§ **Your assignment**:
Check every line of the data below for the string "gmail", and copy the ones that hold it.

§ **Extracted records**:
--------------------------------

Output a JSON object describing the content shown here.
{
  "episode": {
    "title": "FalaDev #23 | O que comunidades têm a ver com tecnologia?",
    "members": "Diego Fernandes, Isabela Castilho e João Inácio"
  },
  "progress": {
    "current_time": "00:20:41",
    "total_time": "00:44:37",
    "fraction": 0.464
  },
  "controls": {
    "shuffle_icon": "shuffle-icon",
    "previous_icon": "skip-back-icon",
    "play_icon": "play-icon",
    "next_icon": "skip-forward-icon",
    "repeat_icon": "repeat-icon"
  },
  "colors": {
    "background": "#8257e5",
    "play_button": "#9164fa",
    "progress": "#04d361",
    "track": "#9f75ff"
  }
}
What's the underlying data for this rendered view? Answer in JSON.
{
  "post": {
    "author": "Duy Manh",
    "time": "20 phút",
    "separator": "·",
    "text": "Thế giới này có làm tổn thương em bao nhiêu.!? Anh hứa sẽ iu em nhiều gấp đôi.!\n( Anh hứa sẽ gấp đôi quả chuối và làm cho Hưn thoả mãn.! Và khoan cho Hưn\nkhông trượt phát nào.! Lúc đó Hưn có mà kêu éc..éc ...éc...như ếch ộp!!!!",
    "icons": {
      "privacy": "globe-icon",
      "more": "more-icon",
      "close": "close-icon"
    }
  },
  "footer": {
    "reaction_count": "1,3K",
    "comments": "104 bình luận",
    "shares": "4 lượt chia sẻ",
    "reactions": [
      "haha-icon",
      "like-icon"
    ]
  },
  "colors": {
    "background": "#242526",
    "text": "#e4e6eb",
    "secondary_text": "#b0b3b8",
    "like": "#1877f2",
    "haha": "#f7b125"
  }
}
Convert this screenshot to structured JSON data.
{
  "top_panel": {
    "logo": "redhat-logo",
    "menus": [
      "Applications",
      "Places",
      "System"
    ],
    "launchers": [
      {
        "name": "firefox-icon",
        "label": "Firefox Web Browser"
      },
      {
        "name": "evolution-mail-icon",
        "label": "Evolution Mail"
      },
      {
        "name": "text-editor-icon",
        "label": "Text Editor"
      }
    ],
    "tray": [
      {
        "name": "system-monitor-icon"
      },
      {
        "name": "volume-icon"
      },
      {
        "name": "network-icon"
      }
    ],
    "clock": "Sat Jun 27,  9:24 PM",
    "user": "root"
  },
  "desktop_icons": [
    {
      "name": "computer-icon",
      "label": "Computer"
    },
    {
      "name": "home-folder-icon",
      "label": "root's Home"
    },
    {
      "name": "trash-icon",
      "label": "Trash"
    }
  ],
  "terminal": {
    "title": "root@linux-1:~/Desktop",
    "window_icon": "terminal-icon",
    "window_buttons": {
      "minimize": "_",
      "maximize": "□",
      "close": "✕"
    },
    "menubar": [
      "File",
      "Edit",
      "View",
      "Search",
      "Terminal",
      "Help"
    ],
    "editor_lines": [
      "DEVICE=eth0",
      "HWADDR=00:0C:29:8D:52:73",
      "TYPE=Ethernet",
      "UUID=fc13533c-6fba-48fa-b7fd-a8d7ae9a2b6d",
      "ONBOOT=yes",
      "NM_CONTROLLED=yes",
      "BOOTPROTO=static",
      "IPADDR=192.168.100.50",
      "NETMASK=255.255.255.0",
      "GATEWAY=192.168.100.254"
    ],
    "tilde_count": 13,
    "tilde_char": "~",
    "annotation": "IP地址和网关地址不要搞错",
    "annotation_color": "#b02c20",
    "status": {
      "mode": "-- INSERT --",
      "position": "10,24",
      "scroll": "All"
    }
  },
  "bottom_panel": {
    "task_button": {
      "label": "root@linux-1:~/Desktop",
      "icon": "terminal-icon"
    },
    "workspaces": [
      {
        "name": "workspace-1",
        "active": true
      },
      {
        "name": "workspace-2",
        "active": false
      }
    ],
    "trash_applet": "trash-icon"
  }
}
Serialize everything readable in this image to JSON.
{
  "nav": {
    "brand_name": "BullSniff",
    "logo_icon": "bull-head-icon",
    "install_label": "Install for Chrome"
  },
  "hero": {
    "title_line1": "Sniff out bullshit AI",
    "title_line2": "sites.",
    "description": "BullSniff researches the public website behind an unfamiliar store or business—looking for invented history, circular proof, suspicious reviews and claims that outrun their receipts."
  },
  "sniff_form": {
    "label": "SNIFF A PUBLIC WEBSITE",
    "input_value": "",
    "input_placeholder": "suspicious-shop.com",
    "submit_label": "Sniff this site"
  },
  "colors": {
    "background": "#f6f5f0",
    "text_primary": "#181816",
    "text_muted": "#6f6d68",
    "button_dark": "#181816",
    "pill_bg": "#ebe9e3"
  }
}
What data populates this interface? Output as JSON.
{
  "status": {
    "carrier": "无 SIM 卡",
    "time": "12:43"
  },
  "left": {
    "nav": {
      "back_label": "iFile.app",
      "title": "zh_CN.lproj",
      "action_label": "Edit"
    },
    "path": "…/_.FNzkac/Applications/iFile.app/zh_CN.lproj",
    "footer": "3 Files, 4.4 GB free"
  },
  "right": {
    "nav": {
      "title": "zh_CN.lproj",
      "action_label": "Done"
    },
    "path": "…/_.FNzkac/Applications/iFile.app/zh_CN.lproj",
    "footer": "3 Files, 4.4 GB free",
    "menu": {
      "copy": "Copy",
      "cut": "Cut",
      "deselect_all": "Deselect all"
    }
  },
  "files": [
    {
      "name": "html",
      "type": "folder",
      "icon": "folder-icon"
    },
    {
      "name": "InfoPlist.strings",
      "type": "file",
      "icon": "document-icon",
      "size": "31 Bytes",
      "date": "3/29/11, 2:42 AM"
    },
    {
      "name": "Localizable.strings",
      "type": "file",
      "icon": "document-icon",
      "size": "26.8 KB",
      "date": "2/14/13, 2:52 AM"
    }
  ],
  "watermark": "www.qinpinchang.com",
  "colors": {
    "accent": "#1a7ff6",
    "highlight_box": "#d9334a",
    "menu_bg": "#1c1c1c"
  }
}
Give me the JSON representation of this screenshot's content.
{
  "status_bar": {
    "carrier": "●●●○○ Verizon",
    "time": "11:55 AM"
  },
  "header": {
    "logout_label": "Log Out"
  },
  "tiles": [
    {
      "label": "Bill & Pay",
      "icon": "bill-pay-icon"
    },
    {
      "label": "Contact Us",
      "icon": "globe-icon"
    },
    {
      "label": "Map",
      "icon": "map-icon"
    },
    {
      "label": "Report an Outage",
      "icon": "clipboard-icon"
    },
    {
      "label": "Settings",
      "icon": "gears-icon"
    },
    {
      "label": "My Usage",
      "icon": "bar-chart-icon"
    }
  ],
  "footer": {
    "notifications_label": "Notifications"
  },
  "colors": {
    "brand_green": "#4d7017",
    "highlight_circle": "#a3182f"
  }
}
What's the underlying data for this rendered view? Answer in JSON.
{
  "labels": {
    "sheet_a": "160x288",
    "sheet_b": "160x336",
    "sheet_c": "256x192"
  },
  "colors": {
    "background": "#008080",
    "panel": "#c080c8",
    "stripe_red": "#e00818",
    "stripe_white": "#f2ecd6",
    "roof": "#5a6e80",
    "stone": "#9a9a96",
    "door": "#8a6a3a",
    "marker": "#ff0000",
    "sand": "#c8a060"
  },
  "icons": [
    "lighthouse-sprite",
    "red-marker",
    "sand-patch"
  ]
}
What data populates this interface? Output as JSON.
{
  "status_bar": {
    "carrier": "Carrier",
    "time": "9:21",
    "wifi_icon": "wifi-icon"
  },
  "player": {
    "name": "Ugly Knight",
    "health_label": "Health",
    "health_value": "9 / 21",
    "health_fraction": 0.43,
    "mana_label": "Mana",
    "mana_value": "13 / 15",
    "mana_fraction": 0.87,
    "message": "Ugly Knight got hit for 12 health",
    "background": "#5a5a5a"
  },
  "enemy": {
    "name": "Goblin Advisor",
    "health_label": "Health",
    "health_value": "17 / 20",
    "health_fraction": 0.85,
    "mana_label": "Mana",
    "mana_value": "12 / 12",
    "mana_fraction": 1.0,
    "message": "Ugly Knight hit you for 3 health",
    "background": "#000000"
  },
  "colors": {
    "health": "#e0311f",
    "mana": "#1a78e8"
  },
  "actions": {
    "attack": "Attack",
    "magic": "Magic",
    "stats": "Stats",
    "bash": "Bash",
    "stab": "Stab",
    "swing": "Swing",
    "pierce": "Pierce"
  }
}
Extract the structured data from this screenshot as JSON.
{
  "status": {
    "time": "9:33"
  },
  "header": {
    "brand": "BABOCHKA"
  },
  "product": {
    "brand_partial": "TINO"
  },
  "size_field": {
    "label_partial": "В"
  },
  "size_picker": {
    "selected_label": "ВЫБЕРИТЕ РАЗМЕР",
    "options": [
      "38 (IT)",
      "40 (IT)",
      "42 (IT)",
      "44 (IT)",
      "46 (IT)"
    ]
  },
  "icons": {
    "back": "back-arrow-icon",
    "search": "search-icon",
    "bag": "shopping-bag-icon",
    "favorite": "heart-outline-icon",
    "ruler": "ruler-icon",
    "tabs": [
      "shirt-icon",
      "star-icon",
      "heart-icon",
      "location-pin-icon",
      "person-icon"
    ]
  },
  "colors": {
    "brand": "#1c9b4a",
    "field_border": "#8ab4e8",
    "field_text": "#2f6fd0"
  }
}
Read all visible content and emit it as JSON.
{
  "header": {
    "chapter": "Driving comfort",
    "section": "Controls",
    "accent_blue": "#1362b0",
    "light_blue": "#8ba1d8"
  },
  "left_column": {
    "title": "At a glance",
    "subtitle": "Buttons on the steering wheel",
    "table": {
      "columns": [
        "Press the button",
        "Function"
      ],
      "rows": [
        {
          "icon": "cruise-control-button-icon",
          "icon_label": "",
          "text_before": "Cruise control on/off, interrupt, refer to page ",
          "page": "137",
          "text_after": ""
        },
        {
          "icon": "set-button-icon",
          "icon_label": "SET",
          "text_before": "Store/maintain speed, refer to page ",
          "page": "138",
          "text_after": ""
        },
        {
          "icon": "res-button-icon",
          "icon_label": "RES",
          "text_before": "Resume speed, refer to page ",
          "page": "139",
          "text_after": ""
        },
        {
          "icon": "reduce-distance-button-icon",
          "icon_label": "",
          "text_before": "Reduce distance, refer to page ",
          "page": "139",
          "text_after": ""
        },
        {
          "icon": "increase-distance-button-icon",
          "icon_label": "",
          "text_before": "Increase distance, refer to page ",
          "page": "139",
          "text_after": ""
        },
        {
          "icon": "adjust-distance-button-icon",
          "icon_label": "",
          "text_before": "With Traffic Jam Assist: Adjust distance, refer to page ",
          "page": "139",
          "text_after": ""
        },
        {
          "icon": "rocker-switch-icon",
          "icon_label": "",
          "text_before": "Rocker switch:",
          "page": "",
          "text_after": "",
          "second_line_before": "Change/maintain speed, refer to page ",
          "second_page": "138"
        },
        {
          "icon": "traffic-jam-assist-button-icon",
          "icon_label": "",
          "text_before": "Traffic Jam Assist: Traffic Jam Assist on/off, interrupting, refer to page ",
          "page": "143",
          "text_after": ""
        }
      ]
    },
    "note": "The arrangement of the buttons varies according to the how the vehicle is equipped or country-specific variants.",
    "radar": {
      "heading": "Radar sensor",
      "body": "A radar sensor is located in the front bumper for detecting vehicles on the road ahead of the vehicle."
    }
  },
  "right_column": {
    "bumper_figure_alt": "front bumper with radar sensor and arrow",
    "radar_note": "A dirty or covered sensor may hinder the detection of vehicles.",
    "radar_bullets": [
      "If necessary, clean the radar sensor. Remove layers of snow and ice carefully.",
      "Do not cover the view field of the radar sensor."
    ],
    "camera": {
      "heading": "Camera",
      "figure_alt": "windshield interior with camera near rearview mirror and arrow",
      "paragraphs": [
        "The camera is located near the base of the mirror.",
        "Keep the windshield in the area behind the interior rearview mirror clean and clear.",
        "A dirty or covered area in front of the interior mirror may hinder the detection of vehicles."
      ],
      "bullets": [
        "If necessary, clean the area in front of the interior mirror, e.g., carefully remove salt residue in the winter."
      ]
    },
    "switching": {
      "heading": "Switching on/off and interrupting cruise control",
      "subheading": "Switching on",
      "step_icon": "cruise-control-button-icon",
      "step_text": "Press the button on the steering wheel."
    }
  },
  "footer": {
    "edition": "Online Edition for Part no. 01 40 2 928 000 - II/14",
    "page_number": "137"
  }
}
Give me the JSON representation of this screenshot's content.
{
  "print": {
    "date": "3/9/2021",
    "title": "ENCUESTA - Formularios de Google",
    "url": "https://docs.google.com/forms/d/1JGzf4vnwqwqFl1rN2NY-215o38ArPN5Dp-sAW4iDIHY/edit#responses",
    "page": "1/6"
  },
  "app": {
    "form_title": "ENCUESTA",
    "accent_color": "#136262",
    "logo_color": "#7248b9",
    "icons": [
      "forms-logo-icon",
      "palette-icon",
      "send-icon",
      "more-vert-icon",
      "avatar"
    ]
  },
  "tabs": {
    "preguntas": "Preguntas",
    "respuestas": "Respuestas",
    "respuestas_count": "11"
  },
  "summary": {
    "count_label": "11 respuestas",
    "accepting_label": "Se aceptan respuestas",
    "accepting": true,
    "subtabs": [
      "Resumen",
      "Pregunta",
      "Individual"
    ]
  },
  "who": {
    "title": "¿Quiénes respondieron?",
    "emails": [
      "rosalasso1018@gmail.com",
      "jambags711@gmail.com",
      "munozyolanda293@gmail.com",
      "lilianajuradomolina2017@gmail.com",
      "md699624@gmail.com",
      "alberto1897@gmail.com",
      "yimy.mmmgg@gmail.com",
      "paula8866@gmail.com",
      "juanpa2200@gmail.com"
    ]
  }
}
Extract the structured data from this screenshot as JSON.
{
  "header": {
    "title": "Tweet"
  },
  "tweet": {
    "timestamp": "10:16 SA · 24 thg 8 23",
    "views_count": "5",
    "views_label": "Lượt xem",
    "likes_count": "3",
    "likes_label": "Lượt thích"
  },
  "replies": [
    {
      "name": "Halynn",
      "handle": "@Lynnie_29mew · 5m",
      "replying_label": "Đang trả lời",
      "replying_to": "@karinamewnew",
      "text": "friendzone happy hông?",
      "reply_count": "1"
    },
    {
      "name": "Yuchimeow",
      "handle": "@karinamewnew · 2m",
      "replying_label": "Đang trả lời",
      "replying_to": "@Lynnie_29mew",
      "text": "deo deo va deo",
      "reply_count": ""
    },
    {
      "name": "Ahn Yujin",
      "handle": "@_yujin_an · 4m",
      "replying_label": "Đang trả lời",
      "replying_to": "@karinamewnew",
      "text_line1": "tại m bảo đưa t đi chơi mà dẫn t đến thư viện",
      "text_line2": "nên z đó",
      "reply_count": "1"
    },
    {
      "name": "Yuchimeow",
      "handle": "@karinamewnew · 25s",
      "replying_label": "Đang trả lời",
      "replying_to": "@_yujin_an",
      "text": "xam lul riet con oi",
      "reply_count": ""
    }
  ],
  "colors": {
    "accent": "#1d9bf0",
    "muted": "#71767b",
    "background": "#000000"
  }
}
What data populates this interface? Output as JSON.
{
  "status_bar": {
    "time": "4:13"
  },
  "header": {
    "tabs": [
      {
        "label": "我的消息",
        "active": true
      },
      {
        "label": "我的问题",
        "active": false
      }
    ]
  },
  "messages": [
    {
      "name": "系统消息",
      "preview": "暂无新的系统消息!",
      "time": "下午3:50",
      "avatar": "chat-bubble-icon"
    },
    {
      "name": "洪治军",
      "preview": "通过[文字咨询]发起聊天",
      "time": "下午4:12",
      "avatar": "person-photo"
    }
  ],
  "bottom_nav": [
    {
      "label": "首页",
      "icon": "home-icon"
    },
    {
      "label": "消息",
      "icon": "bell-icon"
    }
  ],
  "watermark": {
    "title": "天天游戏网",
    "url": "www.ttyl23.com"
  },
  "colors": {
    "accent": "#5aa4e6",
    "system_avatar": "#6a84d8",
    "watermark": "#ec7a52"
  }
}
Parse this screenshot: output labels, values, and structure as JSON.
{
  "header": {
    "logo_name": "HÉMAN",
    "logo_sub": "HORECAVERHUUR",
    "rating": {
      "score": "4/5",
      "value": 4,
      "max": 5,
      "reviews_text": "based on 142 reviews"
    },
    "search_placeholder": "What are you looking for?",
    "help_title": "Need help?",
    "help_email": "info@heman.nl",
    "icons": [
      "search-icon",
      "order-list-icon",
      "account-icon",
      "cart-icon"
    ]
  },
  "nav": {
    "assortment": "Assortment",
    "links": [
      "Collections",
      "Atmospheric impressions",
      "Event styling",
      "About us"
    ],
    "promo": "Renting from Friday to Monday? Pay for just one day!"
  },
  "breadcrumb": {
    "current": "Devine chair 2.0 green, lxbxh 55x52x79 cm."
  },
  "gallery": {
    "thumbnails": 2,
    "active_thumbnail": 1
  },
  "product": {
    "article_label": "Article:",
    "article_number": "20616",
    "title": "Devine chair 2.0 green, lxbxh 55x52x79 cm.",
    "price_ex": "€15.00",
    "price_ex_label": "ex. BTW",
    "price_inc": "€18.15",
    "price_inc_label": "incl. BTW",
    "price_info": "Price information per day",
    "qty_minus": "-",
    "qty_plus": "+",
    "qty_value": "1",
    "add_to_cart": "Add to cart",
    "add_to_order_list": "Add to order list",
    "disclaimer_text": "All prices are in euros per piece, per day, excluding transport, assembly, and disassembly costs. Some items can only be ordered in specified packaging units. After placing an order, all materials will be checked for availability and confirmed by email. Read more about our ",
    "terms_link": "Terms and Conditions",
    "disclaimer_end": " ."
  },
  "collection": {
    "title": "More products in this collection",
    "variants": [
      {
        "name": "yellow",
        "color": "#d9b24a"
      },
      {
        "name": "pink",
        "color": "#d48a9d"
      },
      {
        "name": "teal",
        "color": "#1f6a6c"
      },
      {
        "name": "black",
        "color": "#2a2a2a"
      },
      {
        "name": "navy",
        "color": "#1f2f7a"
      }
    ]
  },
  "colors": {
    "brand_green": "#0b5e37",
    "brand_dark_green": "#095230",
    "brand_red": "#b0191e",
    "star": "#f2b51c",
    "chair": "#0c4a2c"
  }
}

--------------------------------

§ **Written reply**:
      "rosalasso1018@gmail.com",
      "jambags711@gmail.com",
      "munozyolanda293@gmail.com",
      "lilianajuradomolina2017@gmail.com",
      "md699624@gmail.com",
      "alberto1897@gmail.com",
      "yimy.mmmgg@gmail.com",
      "paula8866@gmail.com",
      "juanpa2200@gmail.com"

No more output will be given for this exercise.